Co-op movement drives Iran's agri growth

Iran needs about 10 million tonnes of wheat per year and produces only four million tonnes per year. (AFP)

By VM Sathish

Iran's agricultural sector has witnessed tremendous growth over the past three decades, but the country's dependence on food imports have increased because of poor harvest due to bad weather conditions, said M Mirzei, Deputy Managing Director, the Central Union of Rural and Agricultural Cooperatives of Iran.

The cooperative movement in Iran is helping 25 million people – five million Iranian farmers and their family members who are keen to expand their exports to the region.

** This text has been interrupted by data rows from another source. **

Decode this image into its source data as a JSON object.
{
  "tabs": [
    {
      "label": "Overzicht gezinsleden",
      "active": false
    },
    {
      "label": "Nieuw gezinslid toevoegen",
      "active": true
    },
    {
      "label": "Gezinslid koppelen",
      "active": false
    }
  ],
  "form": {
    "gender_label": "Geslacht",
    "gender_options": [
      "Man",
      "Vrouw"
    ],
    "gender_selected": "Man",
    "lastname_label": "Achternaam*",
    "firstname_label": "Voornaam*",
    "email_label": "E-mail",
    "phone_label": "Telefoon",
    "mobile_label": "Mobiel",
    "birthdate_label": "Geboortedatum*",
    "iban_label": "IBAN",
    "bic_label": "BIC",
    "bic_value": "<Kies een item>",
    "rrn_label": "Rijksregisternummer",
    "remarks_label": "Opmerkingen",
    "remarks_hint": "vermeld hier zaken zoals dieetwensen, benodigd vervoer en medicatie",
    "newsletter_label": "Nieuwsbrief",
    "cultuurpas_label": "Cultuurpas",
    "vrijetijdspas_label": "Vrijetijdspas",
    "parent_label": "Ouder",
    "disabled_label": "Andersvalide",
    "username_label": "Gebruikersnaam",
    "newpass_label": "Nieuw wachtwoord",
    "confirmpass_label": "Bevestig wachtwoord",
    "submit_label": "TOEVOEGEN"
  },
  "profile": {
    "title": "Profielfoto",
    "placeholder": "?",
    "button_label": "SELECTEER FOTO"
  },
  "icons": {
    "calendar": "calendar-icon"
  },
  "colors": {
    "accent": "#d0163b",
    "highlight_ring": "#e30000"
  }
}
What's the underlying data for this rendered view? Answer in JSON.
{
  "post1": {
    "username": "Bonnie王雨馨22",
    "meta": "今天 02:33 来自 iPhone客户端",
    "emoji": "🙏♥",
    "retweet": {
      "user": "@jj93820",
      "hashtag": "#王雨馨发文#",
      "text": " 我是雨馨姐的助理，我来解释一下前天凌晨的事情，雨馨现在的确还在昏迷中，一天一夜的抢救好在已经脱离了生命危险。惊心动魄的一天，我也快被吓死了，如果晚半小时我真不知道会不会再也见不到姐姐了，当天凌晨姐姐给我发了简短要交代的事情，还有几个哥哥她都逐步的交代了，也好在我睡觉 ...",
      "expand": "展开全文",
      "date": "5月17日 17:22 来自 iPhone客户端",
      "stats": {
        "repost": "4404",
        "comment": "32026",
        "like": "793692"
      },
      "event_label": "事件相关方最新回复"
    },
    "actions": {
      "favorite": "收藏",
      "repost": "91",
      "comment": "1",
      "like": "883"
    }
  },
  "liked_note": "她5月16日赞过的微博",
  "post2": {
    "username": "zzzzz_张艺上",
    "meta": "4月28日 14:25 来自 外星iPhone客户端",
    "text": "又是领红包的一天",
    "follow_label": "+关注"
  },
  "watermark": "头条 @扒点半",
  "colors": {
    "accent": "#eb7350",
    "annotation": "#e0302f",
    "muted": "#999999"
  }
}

Mirzei said the cooperative movement has been helping farmers to improve the country's farm sector and food security.

"We have been encouraging barter deals with the farmers. In exchange for the farm products like fruits, vegetables or rice, we sell them fertilisers, pesticides, farm implements. The government supports farmers through fertiliser subsidy and it is distributed through the cooperative network."

The Cooperative Union has 31 main branches in the main Iranian provinces and 300 branches around the country. The head office is in Tehran.

Talking to Emirates Business during a visit to Dubai seeking new markets for Iranian agricultural exports, Mirzei said Iranian farmers faced a tough time last year because of bad weather conditions.

Iranian fruits, vegetables, dry fruits and saffron are regularly exported to the UAE and other GCC countries.

"Agricultural production in 2007 fell by 30 per cent causing a sharp increase in the price of food, especially wheat, rice and barley for which Iran is still dependent on imports. Rice production is only 2.5 million tonnes per year and we import rice from India and other Asian countries. Wheat barley, corn, fruits, grapes, apples and dates are produced by member cooperatives. Iran needs about 10 million tonnes of wheat per year and produces only four million tonnes per year."

Wheat is a main staple food in Iran needed for bread and other food items. "Four years ago, Iran did not need food imports now we want four million tonnes and import about 800,000 tonnes. In the case of rice, we produce 20 per cent of the requirement and 80 per cent is imported."

According to Food and Agricultural Organisation (FAO), Iran's total demand for cereals in 2006 was 26.2 million tonnes and the country produced only 21.7 million tonnes.

The demand went up to 26.8 million tonnes in 2007 but production fell by 30 per cent. Rice export ban by India and other countries and depreciation of Iran currency affected rice price in Iran.

Mirzei said Iran has a virtual monopoly in saffron and the country is trying to increase saffron exports to the world through Dubai. "Iran produces about 200 tonnes of saffron worth around $100 million per year – more than 90 per cent of saffron produced in the world – and exported to many countries including the US and Europe."

While Arabs use saffron for preparing saffron tea and Arabic coffee, Indians use it for the preparation of Biryani.

The country is keen to increase saffron production and export and the cooperative union is encouraging more saffron cultivation. Saffron cultivation in Iran received a major set back this year because total production came down by 30 per cent to 140 million tonnes. Some European companies are allegedly saffron exported from Iran and selling with their brand names.

Mirzei said it is used widely in Europe – Italians and the Swiss use saffron for the preparation of a dish with rice called Risotto and Spaniards use saffron for the preparation of a dish called Paella.

Germans and the English use saffron for the preparation of saffron cake.

According to the FAO, Iran controls 80 per cent of the world market for saffron followed by Greece and India (five per cent each) and others (10 per cent).

Two years ago, fertiliser prices went up sharply, about three times because of global market situation. Now the prices are back to normal and Iran has started producing more fertilisers.

It has been difficult for farmers. Government support farmers in some crops mainly wheat, barley, corn and oil seeds.

"The farm sector has seven big cooperatives and ours is the biggest agricultural cooperative in Iran. Government support to farmers is through the cooperatives. We expect farm production will be better in 2009," Mirzei said.